Are Jobs Returning Because Extended Unemployment Benefits Ended?
We're seeing a (somewhat) improving job market in 2014, with the official unemployment rate finally dipping below 6 percent last month for the first time since 2008. Is the economy finally improving? Or could it be that our own federal government kept hiring at an anemic level with its own policies, essentially taking a baseball bat to the kneecaps of the job market? Three economic analysts with the Federal Reserve Bank of New York argue that Emergency Unemployment Compensation, implemented as a temporary measure in 2008, extended several times by Congress, and finally expired at the end of 2013, deserves much of the blame for limping job prospects over the past few years. They say its expiration can be thanked for new "help wanted" listings.
As authors Fatih Karahan, Samuel Kapon, and Kaivan K. Sattar note in "Do Unemployment Benefits Expirations Help Explain the Surge in Job Openings?"
Preexisting legislation provided for up to twenty-six weeks of UI and, in states with a high unemployment rate, the Extended Benefits (EB) program provided twenty additional weeks.
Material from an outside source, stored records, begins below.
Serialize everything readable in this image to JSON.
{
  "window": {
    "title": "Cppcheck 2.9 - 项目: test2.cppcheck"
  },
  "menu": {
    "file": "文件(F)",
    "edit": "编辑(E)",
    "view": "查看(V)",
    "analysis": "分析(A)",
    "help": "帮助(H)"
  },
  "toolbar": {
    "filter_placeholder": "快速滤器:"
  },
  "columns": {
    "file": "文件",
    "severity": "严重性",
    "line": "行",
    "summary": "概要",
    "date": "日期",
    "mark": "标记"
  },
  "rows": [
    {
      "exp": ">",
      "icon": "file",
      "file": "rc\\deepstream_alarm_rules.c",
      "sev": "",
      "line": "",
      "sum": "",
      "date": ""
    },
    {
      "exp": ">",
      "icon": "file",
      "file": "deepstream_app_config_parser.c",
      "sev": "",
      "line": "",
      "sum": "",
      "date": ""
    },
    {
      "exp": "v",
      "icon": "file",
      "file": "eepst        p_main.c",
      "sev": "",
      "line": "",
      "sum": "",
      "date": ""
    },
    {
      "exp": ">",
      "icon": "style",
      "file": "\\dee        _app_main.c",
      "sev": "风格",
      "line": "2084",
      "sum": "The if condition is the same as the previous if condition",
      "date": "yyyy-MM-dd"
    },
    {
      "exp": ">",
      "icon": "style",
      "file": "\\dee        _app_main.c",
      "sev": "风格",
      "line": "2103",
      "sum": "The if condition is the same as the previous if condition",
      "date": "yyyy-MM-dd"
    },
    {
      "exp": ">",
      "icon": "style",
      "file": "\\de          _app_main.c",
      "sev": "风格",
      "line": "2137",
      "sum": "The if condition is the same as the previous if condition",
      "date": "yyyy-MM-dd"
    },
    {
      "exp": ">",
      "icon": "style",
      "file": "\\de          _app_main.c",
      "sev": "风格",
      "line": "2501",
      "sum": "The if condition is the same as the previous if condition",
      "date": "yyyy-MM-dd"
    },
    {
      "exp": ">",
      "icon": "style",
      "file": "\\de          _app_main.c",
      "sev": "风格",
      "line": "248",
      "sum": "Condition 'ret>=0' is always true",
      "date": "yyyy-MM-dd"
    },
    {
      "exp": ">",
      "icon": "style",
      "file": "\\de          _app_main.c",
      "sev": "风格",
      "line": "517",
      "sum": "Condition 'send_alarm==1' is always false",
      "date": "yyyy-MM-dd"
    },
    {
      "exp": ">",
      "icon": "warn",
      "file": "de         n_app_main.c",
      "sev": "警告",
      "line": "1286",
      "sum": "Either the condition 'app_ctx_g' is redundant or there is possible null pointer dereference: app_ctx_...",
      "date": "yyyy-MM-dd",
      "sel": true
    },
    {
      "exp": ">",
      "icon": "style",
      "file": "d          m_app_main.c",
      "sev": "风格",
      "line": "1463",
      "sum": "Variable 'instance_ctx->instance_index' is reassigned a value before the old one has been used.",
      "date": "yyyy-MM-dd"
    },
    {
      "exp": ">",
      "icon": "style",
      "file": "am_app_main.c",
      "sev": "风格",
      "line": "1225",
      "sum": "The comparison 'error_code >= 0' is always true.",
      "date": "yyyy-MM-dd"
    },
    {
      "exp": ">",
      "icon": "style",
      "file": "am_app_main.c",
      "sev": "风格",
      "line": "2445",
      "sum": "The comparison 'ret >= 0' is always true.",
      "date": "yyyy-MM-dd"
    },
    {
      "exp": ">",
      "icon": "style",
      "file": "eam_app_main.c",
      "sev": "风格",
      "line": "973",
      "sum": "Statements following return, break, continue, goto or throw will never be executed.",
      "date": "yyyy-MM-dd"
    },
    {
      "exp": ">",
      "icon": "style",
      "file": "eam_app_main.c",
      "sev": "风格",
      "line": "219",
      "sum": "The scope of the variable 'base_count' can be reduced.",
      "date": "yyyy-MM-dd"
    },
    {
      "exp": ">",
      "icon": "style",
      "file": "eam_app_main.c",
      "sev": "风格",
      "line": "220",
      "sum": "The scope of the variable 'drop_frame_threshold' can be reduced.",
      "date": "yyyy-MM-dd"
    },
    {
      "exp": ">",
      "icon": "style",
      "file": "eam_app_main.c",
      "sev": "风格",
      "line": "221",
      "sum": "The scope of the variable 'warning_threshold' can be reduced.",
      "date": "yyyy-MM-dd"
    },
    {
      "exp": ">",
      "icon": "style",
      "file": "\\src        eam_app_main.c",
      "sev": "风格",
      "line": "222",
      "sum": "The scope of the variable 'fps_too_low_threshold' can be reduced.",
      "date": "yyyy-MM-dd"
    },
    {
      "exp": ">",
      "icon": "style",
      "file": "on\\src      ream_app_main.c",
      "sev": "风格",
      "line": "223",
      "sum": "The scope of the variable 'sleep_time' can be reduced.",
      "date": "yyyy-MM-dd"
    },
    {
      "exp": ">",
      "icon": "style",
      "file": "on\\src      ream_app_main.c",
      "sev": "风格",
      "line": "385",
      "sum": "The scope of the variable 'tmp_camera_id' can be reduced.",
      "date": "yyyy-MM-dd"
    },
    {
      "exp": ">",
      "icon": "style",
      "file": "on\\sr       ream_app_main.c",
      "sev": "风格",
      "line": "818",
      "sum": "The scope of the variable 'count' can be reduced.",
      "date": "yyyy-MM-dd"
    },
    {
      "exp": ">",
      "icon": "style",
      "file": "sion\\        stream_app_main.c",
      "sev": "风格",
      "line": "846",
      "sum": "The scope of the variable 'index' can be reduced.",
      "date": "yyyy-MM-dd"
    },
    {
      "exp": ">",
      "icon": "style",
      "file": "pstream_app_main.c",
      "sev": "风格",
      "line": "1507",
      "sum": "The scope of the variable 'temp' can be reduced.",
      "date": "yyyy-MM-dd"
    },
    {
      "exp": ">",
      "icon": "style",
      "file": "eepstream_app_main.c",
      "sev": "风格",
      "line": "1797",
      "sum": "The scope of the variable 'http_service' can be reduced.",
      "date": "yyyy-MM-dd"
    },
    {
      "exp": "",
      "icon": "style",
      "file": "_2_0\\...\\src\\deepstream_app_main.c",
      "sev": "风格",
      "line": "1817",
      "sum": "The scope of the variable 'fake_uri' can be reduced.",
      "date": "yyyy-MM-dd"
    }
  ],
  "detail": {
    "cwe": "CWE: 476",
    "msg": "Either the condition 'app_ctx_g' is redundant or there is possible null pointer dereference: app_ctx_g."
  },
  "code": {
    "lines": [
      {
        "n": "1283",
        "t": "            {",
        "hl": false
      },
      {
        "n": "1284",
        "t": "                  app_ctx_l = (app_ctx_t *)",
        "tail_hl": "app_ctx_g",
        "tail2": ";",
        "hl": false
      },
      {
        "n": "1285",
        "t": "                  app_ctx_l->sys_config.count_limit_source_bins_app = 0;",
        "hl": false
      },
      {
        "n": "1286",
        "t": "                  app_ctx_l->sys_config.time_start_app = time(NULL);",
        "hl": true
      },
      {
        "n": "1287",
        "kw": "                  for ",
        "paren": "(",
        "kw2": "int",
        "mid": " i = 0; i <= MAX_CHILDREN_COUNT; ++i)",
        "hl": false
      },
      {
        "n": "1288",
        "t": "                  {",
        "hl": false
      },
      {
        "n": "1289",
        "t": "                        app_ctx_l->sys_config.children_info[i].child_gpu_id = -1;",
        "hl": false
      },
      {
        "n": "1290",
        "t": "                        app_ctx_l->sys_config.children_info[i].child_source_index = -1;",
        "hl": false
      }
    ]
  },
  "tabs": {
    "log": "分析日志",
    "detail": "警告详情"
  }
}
EUC started by allowing for an extra thirteen weeks of benefits to all states and was gradually expanded to four tiers, providing up to fifty-three additional weeks of federally financed benefits. This extension increased the maximum duration to an unprecedented ninety-nine weeks.
The very extended unemployment insurance was meant to provide a cushion for people thrown out of work by the Great Recession. That's an easy sell when the economy is lousy, and when job listings look awfully sparse. As that sparsity continued, it was easy to persuade lawmakers to renew extended benefits again, and again. But what happens when you do that, write Karahan, Kapon, and Sattar, is that "increases in UI generosity put upward pressure on wages since it becomes more expensive to lure people into work. As a consequence, firms anticipate lower profits and cut back job creation, which lowers the job finding rate and increases the unemployment rate."
So, you create a cycle of suckage as labor becomes too expensive for business to hire, even as it's not being put to use, and that kills job potential openings which…
This shouldn't have been a surprise, argue the authors, since the Nobel Prize in Economics was awarded in 2010 for the development of the Diamond-Mortensen-Pissarides model, predicting exactly such a perverse effect.
In our real world test for Diamond-Mortensen-Pissarides, the expiration of Emergency Unemployment Compensation at the end of 2013 finally provided an opening for the job market to recover. "EUC expiration raised the job openings rate by 0.6 percentage point to 3.4 percent," the authors argue, "remarkably close to the realized rate in the Job Openings and Labor Turnover Survey (JOLTS) report of 3.3 percent for June 2014."
Recovery was delayed until then, they say, by continuing debates in Congress over renewing EUC. Once the possibility died, the jobs revived.
You see, government programs really do help the economy. When they go away.